7. Before We Were Free - Julia Alvarez.  The last days of the Dominican Republic's Trujillo dictatorship, as seem through the eyes of  12-year-old Anita, youngest daughter of a family who is resisting the regime.  They've protected and shielded her, but as events spiral out of control, she must learn and adapt quickly.
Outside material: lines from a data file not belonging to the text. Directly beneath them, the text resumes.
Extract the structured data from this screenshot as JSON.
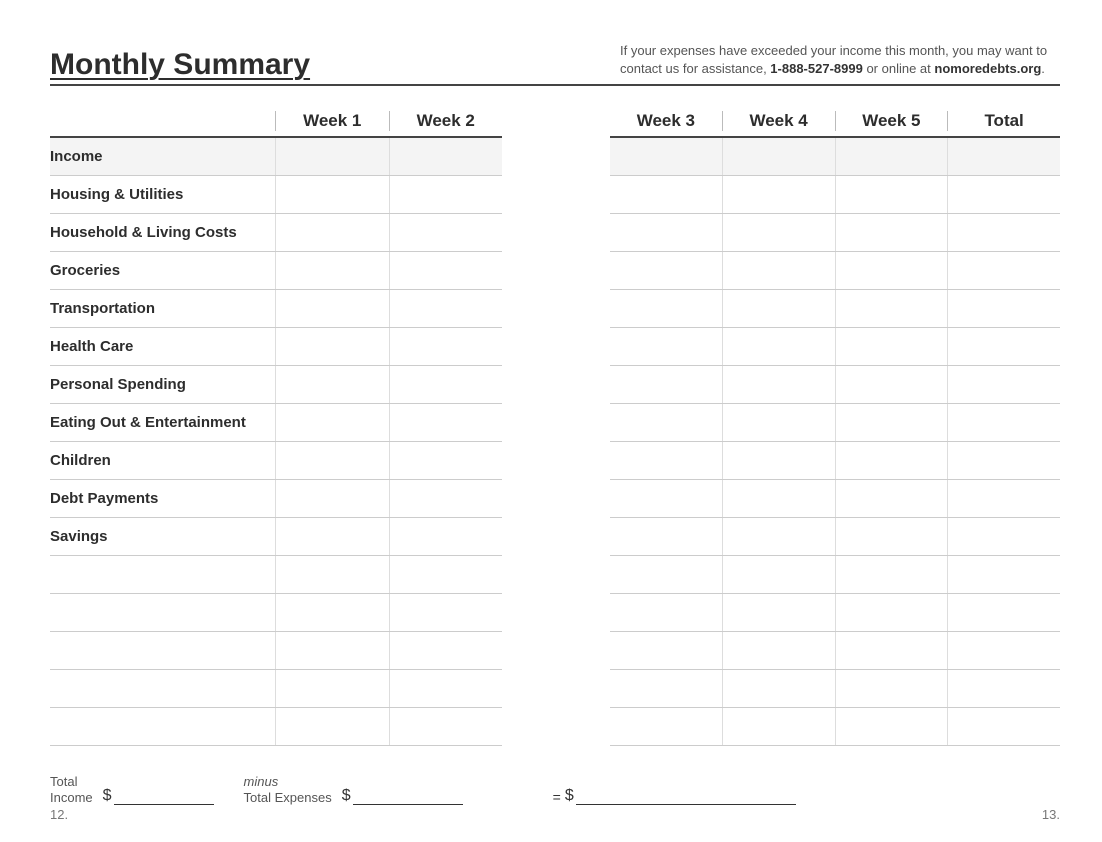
{
  "header": {
    "title": "Monthly Summary",
    "advice_pre": "If your expenses have exceeded your income this month, you may want to contact us for assistance, ",
    "advice_phone": "1-888-527-8999",
    "advice_mid": " or online at ",
    "advice_site": "nomoredebts.org",
    "advice_end": "."
  },
  "columns": {
    "w1": "Week 1",
    "w2": "Week 2",
    "w3": "Week 3",
    "w4": "Week 4",
    "w5": "Week 5",
    "total": "Total"
  },
  "categories": {
    "c0": "Income",
    "c1": "Housing & Utilities",
    "c2": "Household & Living Costs",
    "c3": "Groceries",
    "c4": "Transportation",
    "c5": "Health Care",
    "c6": "Personal Spending",
    "c7": "Eating Out & Entertainment",
    "c8": "Children",
    "c9": "Debt Payments",
    "c10": "Savings",
    "c11": "",
    "c12": "",
    "c13": "",
    "c14": "",
    "c15": ""
  },
  "footer": {
    "total_income_l1": "Total",
    "total_income_l2": "Income",
    "minus": "minus",
    "total_expenses": "Total Expenses",
    "dollar": "$",
    "equals": "="
  },
  "page_left": "12.",
  "page_right": "13."
}
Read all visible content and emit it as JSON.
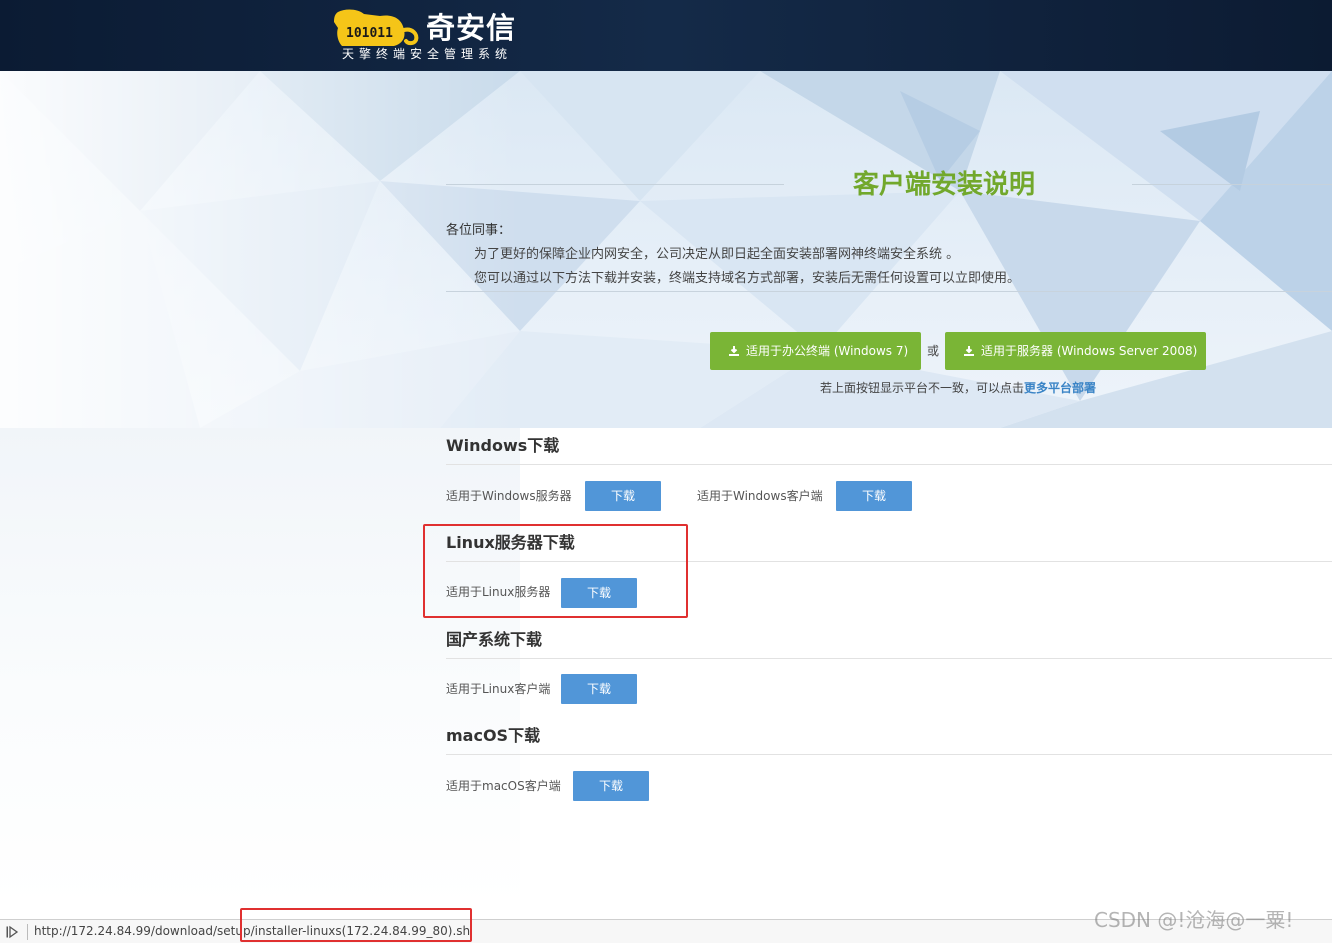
{
  "header": {
    "brand_name": "奇安信",
    "product_subtitle": "天擎终端安全管理系统",
    "logo_mark_text": "101011"
  },
  "hero": {
    "title": "客户端安装说明",
    "greeting": "各位同事：",
    "paragraph_1": "为了更好的保障企业内网安全，公司决定从即日起全面安装部署网神终端安全系统 。",
    "paragraph_2": "您可以通过以下方法下载并安装，终端支持域名方式部署，安装后无需任何设置可以立即使用。",
    "button_windows7": "适用于办公终端 (Windows 7)",
    "or_text": "或",
    "button_server2008": "适用于服务器 (Windows Server 2008)",
    "hint_text": "若上面按钮显示平台不一致，可以点击",
    "hint_link": "更多平台部署"
  },
  "sections": {
    "windows": {
      "title": "Windows下载",
      "server_label": "适用于Windows服务器",
      "server_button": "下载",
      "client_label": "适用于Windows客户端",
      "client_button": "下载"
    },
    "linux": {
      "title": "Linux服务器下载",
      "server_label": "适用于Linux服务器",
      "server_button": "下载"
    },
    "domestic": {
      "title": "国产系统下载",
      "client_label": "适用于Linux客户端",
      "client_button": "下载"
    },
    "macos": {
      "title": "macOS下载",
      "client_label": "适用于macOS客户端",
      "client_button": "下载"
    }
  },
  "statusbar": {
    "url": "http://172.24.84.99/download/setup/installer-linuxs(172.24.84.99_80).sh"
  },
  "watermark": "CSDN @!沧海@一粟!",
  "colors": {
    "header_bg": "#0b1b33",
    "title_green": "#72a82c",
    "green_button": "#7ab536",
    "blue_button": "#5196d8",
    "link_blue": "#3a84c6",
    "highlight_red": "#e03030",
    "logo_yellow": "#f5c518"
  },
  "icons": {
    "download": "download-icon",
    "status": "page-status-icon",
    "logo": "tiger-logo-icon"
  }
}
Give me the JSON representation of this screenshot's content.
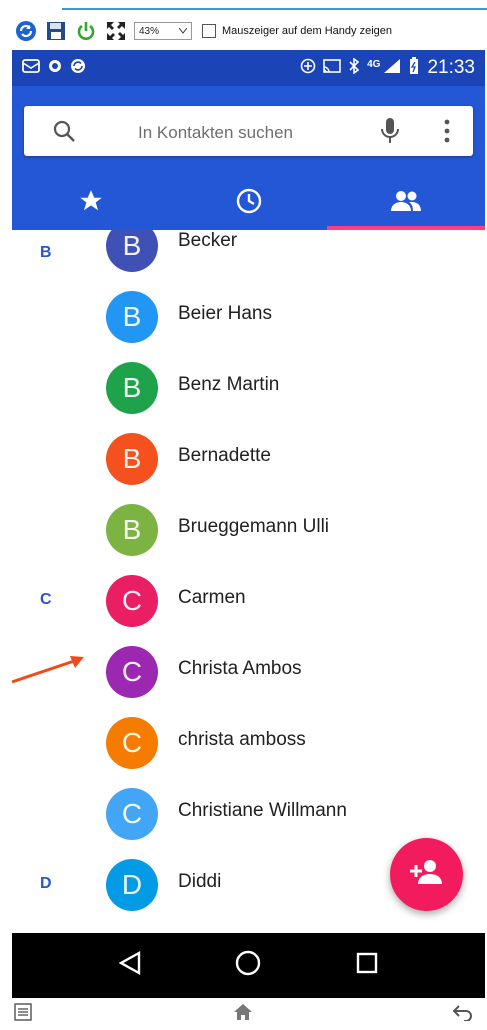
{
  "host": {
    "zoom_value": "43%",
    "checkbox_label": "Mauszeiger auf dem Handy zeigen"
  },
  "statusbar": {
    "network": "4G",
    "time": "21:33"
  },
  "search": {
    "placeholder": "In Kontakten suchen"
  },
  "tabs": [
    {
      "label": "favorites",
      "icon": "star-icon",
      "active": false
    },
    {
      "label": "recent",
      "icon": "clock-icon",
      "active": false
    },
    {
      "label": "contacts",
      "icon": "people-icon",
      "active": true
    }
  ],
  "contacts": [
    {
      "section": "B",
      "initial": "B",
      "name": "Becker",
      "color": "#3f51b5"
    },
    {
      "section": "",
      "initial": "B",
      "name": "Beier Hans",
      "color": "#2196f3"
    },
    {
      "section": "",
      "initial": "B",
      "name": "Benz Martin",
      "color": "#1fa34a"
    },
    {
      "section": "",
      "initial": "B",
      "name": "Bernadette",
      "color": "#f4511e"
    },
    {
      "section": "",
      "initial": "B",
      "name": "Brueggemann Ulli",
      "color": "#7cb342"
    },
    {
      "section": "C",
      "initial": "C",
      "name": "Carmen",
      "color": "#e91e63"
    },
    {
      "section": "",
      "initial": "C",
      "name": "Christa Ambos",
      "color": "#9c27b0"
    },
    {
      "section": "",
      "initial": "C",
      "name": "christa amboss",
      "color": "#f57c00"
    },
    {
      "section": "",
      "initial": "C",
      "name": "Christiane Willmann",
      "color": "#42a5f5"
    },
    {
      "section": "D",
      "initial": "D",
      "name": "Diddi",
      "color": "#039be5"
    },
    {
      "section": "",
      "initial": "",
      "name": "",
      "color": "#f57c00"
    }
  ],
  "colors": {
    "statusbar": "#1b44b6",
    "appbar": "#2457d6",
    "tab_indicator": "#ff3d7f",
    "fab": "#f21b5d",
    "section_letter": "#2b55c9",
    "annotation_arrow": "#f04a1a"
  }
}
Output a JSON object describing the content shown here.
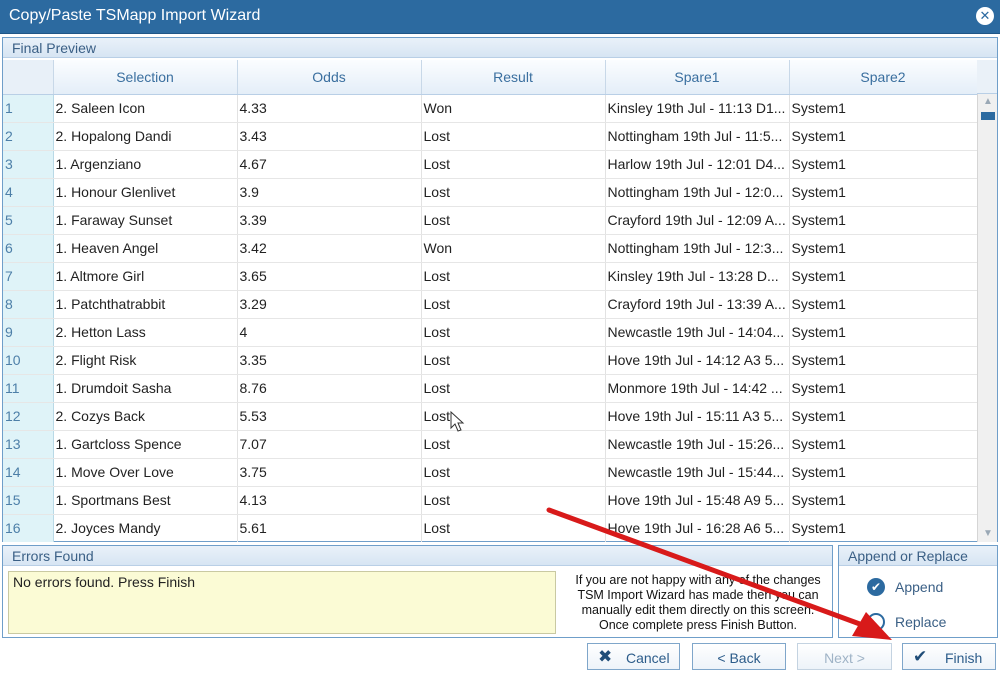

Bit of a nod to The Diary of Anne Frank.  Audiobook, beautifully read by the author. (YA fiction)

8. Hyperbole and a Half - Allie Brosch.  I love Allie Brosch's art.  She gives me Lynda Barry feelings, which is very very good.  And her writing!  No one has ever explained the various stages of depression more eloquently.  (graphic memoir)

I noticed that I got a little blathery when I discussed my February reads, so I was compelled to divide this post into three (January, February, March) so they wouldn't be overly long.  You're welcome. :)

Thursday, April 03, 2014

The Book Diet

Not the one in which I would eat just books (although I once had a dog who had a taste for Cheever) and not this one, either, (although I am intrigued by the premise).

The book diet I'm speaking of is the one in which I turn away from the cornucopia that is Amazon.  I also need to run right out and avoid my local bookstore in Korea, Kyobo, and the local in my hometown, Reader's World.  Oh, and the beautiful little used bookstore in Busan!

I haven't bought a book since March 21.  I'm feeling crazy and forlorn.

I'm moving next year, March 2015.  MOVING moving, as in back to the States.  Yes, I'm repatriating, after ten years, and so are the books I've bought/been given.  I had already cleverly worked out that it was going to cost a lot of money to ship these overseas,

so I began buying e-books.  I mean, buying and BUYING.  Buy Hard with a Vengeance.

"My name is Bybee and I'm a One-Clicker."

 It's so easy.  Amazon gives me what I want, and my book desire is satisfied in a moment and forgotten. Then at the end of the month, my credit card painfully removes a huge chunk of money from my account.  Of course by that time, it feels like they're being unreasonable, and even a tad sadistic for no reason.

To return to the US in reasonable financial shape,  I need to rein in the spending and get a handle on my book compulsion.  It hurts like hell being stalwart and all that, but luckily, I have the Busan Book Swap and my beloved BEL, the Busan English Library as resources to fall back on.  They'll have to feel like book-shopping experiences.  I'm doing both this upcoming weekend, and none too soon, either.

This restraint doesn't feel at all natural.  It's like trying to get dressed using just my feet.